───── Materials provided ─────
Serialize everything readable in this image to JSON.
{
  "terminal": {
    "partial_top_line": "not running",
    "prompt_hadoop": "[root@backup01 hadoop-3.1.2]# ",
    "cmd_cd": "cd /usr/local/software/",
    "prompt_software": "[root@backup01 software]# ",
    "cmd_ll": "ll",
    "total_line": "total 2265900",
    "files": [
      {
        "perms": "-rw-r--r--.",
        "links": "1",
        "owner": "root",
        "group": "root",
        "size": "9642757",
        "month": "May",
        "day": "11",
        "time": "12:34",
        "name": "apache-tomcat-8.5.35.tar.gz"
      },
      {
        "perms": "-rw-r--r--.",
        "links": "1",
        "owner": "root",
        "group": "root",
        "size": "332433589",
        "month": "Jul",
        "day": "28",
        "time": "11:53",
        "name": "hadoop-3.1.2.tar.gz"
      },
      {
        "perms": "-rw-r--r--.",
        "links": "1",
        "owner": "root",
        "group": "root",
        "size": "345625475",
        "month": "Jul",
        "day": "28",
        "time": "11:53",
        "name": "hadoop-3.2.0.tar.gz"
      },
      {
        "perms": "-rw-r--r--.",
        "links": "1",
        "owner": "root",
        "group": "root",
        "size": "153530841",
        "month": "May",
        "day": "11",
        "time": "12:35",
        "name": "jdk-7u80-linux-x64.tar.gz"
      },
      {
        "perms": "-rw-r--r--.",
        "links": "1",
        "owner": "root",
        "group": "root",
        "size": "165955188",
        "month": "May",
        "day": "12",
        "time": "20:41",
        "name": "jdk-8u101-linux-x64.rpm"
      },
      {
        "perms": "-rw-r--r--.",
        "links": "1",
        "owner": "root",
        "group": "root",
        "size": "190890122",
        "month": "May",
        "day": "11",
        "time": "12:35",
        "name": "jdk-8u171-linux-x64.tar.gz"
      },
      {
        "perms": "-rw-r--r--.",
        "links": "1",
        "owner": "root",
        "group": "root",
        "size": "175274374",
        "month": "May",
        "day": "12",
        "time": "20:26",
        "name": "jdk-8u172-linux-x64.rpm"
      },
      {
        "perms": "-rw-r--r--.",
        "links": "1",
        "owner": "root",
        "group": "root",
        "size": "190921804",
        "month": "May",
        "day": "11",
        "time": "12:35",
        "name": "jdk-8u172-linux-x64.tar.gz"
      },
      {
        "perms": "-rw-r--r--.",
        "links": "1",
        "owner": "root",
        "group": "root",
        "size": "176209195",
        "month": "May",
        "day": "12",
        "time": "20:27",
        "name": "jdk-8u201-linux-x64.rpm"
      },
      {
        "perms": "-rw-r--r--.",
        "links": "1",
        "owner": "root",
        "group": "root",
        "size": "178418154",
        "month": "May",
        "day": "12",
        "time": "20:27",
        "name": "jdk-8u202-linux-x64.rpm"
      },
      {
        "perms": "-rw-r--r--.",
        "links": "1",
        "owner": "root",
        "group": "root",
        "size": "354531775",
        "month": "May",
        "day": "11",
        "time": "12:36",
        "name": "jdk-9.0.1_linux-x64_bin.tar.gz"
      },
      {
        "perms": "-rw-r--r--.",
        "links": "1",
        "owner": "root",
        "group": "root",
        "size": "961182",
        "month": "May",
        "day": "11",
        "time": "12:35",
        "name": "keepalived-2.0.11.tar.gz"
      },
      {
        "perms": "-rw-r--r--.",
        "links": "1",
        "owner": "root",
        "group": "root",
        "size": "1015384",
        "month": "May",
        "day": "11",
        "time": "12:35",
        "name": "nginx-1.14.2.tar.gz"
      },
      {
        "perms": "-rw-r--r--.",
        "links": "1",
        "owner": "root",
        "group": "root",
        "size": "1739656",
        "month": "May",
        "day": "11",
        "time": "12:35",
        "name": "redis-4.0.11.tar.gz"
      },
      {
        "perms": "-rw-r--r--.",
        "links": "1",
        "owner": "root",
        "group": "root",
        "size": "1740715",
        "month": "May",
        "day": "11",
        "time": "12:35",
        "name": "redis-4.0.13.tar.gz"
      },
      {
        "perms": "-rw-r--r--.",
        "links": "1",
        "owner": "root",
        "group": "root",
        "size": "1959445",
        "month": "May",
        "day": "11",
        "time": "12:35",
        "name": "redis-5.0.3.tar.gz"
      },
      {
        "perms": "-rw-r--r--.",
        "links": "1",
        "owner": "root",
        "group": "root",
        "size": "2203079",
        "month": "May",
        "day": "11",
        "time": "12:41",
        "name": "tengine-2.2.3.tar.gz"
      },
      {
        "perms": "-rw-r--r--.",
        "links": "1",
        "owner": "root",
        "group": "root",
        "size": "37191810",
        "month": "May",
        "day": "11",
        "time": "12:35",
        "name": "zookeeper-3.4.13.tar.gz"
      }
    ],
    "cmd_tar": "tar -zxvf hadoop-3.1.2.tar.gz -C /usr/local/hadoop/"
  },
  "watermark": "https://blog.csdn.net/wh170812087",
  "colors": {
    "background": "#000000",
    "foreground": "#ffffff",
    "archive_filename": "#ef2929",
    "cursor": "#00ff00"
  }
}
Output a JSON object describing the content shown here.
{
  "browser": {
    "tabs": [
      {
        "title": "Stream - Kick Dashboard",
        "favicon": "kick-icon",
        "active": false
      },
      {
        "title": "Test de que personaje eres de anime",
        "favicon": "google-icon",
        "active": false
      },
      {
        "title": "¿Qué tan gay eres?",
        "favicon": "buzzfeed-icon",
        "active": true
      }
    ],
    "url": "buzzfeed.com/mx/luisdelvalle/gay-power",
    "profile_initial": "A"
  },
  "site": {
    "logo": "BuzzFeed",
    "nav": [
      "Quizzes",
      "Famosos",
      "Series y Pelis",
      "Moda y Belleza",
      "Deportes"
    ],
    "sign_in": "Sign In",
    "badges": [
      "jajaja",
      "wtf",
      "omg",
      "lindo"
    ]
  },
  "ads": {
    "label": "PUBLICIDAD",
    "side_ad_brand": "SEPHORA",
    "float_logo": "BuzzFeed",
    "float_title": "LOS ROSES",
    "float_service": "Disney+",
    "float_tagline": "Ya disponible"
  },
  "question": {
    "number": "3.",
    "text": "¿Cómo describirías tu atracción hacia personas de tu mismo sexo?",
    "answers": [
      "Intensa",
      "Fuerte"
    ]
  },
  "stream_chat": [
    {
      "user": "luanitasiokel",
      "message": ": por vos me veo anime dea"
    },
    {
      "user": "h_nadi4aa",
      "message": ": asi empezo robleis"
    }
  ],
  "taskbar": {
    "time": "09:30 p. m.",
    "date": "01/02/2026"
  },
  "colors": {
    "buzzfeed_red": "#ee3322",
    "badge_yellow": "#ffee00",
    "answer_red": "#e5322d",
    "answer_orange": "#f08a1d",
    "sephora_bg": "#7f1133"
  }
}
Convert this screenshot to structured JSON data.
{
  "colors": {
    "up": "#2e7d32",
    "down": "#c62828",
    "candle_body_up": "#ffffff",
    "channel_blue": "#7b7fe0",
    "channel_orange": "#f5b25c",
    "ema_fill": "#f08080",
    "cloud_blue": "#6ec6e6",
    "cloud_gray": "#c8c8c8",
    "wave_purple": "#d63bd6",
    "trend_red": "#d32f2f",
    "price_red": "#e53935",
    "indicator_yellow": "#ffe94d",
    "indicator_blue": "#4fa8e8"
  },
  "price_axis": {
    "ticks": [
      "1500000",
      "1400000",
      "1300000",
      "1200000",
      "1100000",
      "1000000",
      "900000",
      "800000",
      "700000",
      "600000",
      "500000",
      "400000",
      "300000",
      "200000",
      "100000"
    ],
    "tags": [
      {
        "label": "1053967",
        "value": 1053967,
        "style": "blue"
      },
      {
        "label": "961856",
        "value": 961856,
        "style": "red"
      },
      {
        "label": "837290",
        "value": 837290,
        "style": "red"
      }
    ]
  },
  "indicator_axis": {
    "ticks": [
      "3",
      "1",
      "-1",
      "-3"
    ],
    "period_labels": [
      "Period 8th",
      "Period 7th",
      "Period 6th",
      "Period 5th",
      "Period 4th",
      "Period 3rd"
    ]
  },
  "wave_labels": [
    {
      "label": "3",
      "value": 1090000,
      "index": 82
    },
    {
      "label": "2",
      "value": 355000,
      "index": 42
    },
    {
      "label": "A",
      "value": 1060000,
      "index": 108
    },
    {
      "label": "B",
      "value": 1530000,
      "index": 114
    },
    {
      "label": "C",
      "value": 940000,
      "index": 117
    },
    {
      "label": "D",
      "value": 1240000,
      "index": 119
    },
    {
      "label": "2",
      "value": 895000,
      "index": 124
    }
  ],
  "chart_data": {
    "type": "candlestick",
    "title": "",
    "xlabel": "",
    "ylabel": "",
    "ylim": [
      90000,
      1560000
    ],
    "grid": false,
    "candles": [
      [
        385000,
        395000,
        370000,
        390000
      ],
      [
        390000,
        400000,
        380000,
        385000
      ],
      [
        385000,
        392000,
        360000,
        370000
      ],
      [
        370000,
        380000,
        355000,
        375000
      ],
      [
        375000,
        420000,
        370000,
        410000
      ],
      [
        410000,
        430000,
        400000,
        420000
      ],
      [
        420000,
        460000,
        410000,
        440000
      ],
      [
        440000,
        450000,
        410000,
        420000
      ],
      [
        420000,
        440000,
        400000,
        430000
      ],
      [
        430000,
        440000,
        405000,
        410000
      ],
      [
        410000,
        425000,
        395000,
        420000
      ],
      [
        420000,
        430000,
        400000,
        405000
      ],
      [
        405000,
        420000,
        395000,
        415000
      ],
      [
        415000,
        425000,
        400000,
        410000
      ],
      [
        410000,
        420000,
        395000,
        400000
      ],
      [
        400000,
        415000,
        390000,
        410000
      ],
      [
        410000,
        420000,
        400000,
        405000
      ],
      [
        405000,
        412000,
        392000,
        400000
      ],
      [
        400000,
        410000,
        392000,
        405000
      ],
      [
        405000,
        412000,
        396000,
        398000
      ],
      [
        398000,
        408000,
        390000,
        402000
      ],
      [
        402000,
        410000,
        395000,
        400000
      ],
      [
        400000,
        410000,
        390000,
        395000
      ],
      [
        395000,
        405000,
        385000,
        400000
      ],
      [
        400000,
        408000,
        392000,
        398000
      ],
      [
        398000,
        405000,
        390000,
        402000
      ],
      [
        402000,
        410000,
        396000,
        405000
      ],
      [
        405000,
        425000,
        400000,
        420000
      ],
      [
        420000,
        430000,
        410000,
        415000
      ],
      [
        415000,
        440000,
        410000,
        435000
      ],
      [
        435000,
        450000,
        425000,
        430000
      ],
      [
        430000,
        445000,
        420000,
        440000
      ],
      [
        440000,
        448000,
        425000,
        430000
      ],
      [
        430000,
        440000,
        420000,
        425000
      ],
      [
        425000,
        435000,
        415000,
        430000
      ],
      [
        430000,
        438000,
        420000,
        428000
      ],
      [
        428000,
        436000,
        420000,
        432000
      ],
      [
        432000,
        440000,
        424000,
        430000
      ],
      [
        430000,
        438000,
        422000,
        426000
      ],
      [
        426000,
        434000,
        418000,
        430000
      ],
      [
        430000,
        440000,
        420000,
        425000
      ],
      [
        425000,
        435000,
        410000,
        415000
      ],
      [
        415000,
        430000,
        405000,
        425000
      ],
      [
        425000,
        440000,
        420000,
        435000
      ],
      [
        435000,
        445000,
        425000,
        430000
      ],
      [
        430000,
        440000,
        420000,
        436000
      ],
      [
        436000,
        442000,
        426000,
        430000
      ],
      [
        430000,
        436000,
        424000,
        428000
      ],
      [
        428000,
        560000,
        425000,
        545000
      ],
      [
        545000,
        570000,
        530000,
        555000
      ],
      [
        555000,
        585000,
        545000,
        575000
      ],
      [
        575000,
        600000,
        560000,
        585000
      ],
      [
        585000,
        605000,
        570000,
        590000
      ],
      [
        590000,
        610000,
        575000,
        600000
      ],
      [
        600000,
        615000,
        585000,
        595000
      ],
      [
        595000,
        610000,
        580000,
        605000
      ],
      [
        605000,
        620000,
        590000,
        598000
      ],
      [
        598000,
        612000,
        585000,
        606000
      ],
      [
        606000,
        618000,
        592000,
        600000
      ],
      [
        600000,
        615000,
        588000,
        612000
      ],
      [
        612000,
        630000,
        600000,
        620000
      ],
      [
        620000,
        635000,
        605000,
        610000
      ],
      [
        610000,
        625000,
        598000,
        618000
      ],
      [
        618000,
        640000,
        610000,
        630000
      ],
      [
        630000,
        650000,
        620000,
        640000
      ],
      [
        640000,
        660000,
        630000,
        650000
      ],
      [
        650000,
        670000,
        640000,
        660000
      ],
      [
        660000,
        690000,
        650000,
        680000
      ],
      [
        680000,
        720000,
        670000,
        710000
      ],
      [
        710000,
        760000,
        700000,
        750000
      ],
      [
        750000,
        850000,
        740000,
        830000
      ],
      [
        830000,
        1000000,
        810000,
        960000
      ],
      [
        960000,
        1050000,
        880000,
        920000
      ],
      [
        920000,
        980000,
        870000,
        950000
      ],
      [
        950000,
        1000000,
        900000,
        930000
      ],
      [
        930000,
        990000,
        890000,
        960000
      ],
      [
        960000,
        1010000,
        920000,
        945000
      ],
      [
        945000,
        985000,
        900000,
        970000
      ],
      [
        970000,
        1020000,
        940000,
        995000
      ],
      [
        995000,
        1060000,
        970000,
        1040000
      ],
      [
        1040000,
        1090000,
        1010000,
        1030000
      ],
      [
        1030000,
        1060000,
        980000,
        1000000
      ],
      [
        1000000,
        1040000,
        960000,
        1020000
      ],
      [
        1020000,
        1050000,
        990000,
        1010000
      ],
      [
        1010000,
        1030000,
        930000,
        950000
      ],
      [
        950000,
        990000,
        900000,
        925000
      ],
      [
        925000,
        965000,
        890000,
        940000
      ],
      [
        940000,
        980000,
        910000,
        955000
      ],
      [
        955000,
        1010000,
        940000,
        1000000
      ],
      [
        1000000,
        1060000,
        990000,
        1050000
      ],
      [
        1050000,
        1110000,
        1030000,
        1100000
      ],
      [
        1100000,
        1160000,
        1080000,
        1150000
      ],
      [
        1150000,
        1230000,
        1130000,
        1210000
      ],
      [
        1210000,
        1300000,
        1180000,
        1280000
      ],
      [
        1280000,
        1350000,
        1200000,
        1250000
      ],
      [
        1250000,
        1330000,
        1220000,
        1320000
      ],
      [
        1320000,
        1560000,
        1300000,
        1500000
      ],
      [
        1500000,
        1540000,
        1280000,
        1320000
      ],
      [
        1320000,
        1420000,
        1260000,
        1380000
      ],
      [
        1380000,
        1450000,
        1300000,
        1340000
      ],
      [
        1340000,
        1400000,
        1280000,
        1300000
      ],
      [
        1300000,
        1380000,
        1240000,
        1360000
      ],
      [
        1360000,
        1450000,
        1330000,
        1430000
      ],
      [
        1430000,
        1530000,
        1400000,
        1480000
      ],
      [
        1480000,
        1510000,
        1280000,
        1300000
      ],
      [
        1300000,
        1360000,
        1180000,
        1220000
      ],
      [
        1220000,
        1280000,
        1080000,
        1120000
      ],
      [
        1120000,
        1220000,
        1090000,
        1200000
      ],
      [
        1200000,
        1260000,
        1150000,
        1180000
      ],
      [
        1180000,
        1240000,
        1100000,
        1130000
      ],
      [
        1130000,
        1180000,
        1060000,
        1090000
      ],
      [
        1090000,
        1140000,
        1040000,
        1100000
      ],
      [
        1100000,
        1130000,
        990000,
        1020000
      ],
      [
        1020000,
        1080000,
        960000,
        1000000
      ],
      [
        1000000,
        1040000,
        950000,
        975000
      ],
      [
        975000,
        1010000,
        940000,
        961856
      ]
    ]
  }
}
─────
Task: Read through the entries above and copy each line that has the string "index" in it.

Answer for the task:
      "index": 82
      "index": 42
      "index": 108
      "index": 114
      "index": 117
      "index": 119
      "index": 124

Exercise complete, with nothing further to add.